The most reassuring news about the coming nomination of a new Supreme Court justice to succeed David Souter came in this morning’s Washington Post, which reported that Vice President Joe Biden is “regularly consulting with the president” and providing his “insights on the process.” As a longtime member and sometime chairman of the Senate Judiciary Committee, Biden was involved in more than three decades of hearings, and chaired the proceedings for six confirmations. He also made it painfully clear over the years that he is quite incapable of thinking of the Supreme Court in other-than-political terms, and is hopelessly at sea on fundamental questions of constitutional law. (If you consult the memoirs of Robert Bork and Clarence Thomas, you’ll also find he was ethically challenged too.) If the White House is taking his advice, it is mistaking his “experience” for wisdom. As a bonus, the Post has this circumlocution for Biden’s pattern of public gaffes: “his enthusiasm and plain-spoken candor are simultaneously his greatest political strengths and his greatest weaknesses.” So it’s “enthusiasm and plain-spoken candor,” is it? How about “devotion to scraping the empty barrel of his mind at the slightest provocation”?
Over on the op-ed page, meanwhile, the always fair-minded E.J. Dionne dares the Republicans to an “honest brawl” over the Supreme Court, confident that Democrats can trounce them. As far as I can tell, here are Dionne’s ground rules:

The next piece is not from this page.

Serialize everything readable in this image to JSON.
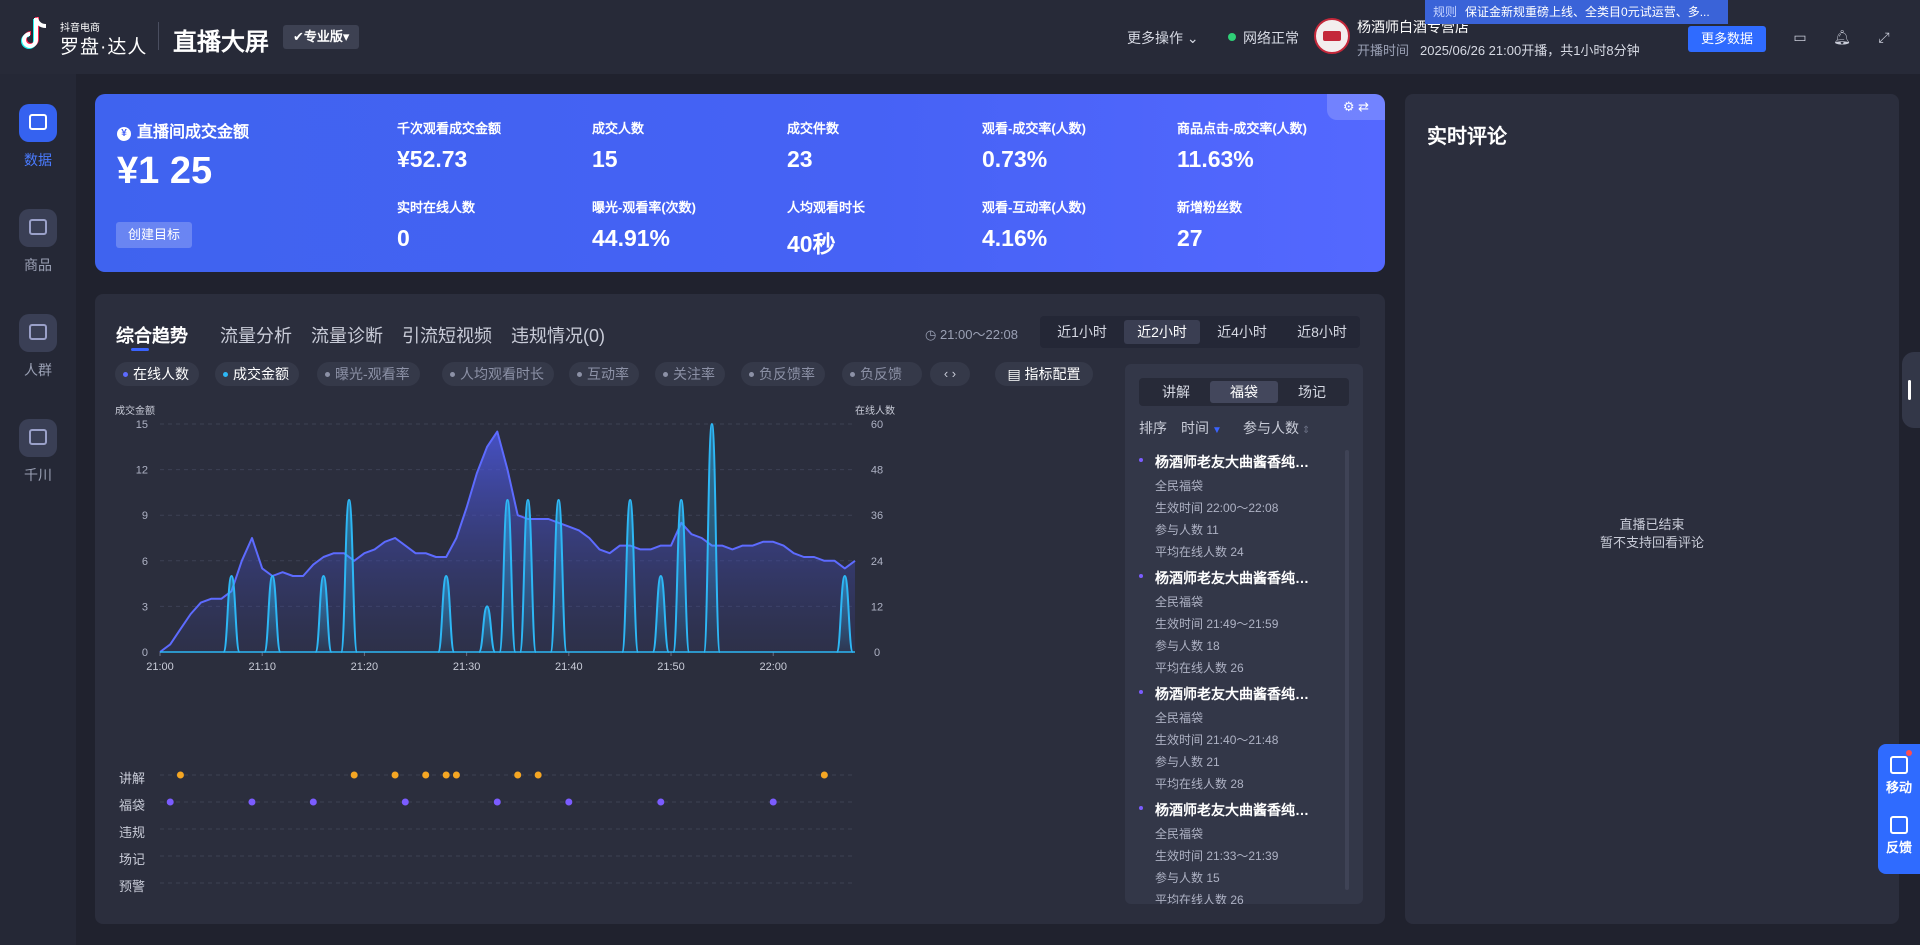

–Republicans aren’t allowed to talk about “judicial philosophy” without admitting that what they are really interested in is “ideology.”
–Democrats, on the other hand, are entitled to talk about judicial philosophy without having to defend their motives.
–No Republican “slogans” are allowed–”notably ‘judicial activism,’ ‘legislating from the bench,’ and ’strict constructionism.’”
–Oh, yes, Dionne suddenly remembers that practically no one uses that last one any more–so no talk of “originalism” either.
–Democrats, on the other hand, are entitled to point out that “judicial activism is far more the habit of conservative justices than liberals.”
–And Democrats are entitled to point out that Republican opposition to judicial activism started with “segregationists who opposed judicial interventionism on behalf of the rights of African Americans.”
–But Republicans are not permitted to point out that those segregationists were, to a man, Democrats.
Okay, everyone ready for a fair fight?